**Task objective:** Write out the records word for word.

**Exercise data:**
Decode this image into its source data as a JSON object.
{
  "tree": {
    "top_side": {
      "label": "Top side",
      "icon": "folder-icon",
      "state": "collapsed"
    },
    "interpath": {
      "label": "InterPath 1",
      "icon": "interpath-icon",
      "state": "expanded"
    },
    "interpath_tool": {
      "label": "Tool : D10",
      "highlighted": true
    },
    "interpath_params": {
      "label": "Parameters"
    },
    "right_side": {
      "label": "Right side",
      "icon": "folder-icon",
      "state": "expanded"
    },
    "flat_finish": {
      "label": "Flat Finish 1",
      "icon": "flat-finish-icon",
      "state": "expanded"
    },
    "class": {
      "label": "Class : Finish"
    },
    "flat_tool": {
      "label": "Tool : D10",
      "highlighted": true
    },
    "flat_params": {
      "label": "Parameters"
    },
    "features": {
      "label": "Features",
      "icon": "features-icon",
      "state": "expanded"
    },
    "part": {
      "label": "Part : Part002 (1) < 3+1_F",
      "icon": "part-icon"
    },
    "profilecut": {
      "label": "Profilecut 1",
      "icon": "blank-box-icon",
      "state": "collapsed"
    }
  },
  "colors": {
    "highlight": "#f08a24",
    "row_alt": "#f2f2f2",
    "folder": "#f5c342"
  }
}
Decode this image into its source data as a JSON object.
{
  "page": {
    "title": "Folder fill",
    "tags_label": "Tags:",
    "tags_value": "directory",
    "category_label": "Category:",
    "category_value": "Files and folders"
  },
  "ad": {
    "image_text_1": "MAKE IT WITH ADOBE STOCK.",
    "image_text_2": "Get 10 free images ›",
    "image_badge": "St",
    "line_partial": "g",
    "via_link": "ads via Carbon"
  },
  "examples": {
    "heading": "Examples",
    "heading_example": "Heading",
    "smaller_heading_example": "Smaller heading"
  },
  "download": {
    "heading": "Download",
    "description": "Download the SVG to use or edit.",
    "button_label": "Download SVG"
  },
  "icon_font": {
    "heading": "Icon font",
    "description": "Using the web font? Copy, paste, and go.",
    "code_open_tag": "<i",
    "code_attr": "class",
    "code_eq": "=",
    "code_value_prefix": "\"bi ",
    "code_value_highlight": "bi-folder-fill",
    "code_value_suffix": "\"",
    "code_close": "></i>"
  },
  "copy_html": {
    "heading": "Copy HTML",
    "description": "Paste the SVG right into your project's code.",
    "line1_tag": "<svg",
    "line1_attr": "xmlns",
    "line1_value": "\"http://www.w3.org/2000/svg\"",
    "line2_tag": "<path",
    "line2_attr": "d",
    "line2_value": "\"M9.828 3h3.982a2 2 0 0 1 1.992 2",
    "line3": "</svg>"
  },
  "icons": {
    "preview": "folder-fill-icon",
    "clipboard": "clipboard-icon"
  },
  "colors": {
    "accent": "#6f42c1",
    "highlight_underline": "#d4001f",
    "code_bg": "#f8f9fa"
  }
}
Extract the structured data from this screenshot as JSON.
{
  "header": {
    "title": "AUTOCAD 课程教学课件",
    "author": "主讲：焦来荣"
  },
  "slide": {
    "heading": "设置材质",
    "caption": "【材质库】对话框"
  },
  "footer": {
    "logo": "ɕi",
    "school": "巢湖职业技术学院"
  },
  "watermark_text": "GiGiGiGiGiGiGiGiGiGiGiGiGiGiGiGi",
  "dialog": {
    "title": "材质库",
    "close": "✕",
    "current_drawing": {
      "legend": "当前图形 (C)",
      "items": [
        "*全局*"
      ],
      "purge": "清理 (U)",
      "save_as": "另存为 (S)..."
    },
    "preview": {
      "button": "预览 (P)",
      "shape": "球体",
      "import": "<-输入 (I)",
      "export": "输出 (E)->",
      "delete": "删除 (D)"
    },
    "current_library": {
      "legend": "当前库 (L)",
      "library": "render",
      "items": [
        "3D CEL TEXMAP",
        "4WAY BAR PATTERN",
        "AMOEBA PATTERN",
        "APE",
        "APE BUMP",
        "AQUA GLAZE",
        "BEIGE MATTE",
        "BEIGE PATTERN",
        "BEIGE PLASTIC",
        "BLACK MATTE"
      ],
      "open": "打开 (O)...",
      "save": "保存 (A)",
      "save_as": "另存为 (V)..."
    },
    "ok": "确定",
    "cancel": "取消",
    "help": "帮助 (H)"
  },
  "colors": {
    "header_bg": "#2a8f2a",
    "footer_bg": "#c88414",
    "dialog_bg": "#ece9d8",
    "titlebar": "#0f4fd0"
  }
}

**Written response:**
Decode this image into its source data as a JSON object.
{
  "tree": {
    "top_side": {
      "label": "Top side",
      "icon": "folder-icon",
      "state": "collapsed"
    },
    "interpath": {
      "label": "InterPath 1",
      "icon": "interpath-icon",
      "state": "expanded"
    },
    "interpath_tool": {
      "label": "Tool : D10",
      "highlighted": true
    },
    "interpath_params": {
      "label": "Parameters"
    },
    "right_side": {
      "label": "Right side",
      "icon": "folder-icon",
      "state": "expanded"
    },
    "flat_finish": {
      "label": "Flat Finish 1",
      "icon": "flat-finish-icon",
      "state": "expanded"
    },
    "class": {
      "label": "Class : Finish"
    },
    "flat_tool": {
      "label": "Tool : D10",
      "highlighted": true
    },
    "flat_params": {
      "label": "Parameters"
    },
    "features": {
      "label": "Features",
      "icon": "features-icon",
      "state": "expanded"
    },
    "part": {
      "label": "Part : Part002 (1) < 3+1_F",
      "icon": "part-icon"
    },
    "profilecut": {
      "label": "Profilecut 1",
      "icon": "blank-box-icon",
      "state": "collapsed"
    }
  },
  "colors": {
    "highlight": "#f08a24",
    "row_alt": "#f2f2f2",
    "folder": "#f5c342"
  }
}
Decode this image into its source data as a JSON object.
{
  "page": {
    "title": "Folder fill",
    "tags_label": "Tags:",
    "tags_value": "directory",
    "category_label": "Category:",
    "category_value": "Files and folders"
  },
  "ad": {
    "image_text_1": "MAKE IT WITH ADOBE STOCK.",
    "image_text_2": "Get 10 free images ›",
    "image_badge": "St",
    "line_partial": "g",
    "via_link": "ads via Carbon"
  },
  "examples": {
    "heading": "Examples",
    "heading_example": "Heading",
    "smaller_heading_example": "Smaller heading"
  },
  "download": {
    "heading": "Download",
    "description": "Download the SVG to use or edit.",
    "button_label": "Download SVG"
  },
  "icon_font": {
    "heading": "Icon font",
    "description": "Using the web font? Copy, paste, and go.",
    "code_open_tag": "<i",
    "code_attr": "class",
    "code_eq": "=",
    "code_value_prefix": "\"bi ",
    "code_value_highlight": "bi-folder-fill",
    "code_value_suffix": "\"",
    "code_close": "></i>"
  },
  "copy_html": {
    "heading": "Copy HTML",
    "description": "Paste the SVG right into your project's code.",
    "line1_tag": "<svg",
    "line1_attr": "xmlns",
    "line1_value": "\"http://www.w3.org/2000/svg\"",
    "line2_tag": "<path",
    "line2_attr": "d",
    "line2_value": "\"M9.828 3h3.982a2 2 0 0 1 1.992 2",
    "line3": "</svg>"
  },
  "icons": {
    "preview": "folder-fill-icon",
    "clipboard": "clipboard-icon"
  },
  "colors": {
    "accent": "#6f42c1",
    "highlight_underline": "#d4001f",
    "code_bg": "#f8f9fa"
  }
}
Extract the structured data from this screenshot as JSON.
{
  "header": {
    "title": "AUTOCAD 课程教学课件",
    "author": "主讲：焦来荣"
  },
  "slide": {
    "heading": "设置材质",
    "caption": "【材质库】对话框"
  },
  "footer": {
    "logo": "ɕi",
    "school": "巢湖职业技术学院"
  },
  "watermark_text": "GiGiGiGiGiGiGiGiGiGiGiGiGiGiGiGi",
  "dialog": {
    "title": "材质库",
    "close": "✕",
    "current_drawing": {
      "legend": "当前图形 (C)",
      "items": [
        "*全局*"
      ],
      "purge": "清理 (U)",
      "save_as": "另存为 (S)..."
    },
    "preview": {
      "button": "预览 (P)",
      "shape": "球体",
      "import": "<-输入 (I)",
      "export": "输出 (E)->",
      "delete": "删除 (D)"
    },
    "current_library": {
      "legend": "当前库 (L)",
      "library": "render",
      "items": [
        "3D CEL TEXMAP",
        "4WAY BAR PATTERN",
        "AMOEBA PATTERN",
        "APE",
        "APE BUMP",
        "AQUA GLAZE",
        "BEIGE MATTE",
        "BEIGE PATTERN",
        "BEIGE PLASTIC",
        "BLACK MATTE"
      ],
      "open": "打开 (O)...",
      "save": "保存 (A)",
      "save_as": "另存为 (V)..."
    },
    "ok": "确定",
    "cancel": "取消",
    "help": "帮助 (H)"
  },
  "colors": {
    "header_bg": "#2a8f2a",
    "footer_bg": "#c88414",
    "dialog_bg": "#ece9d8",
    "titlebar": "#0f4fd0"
  }
}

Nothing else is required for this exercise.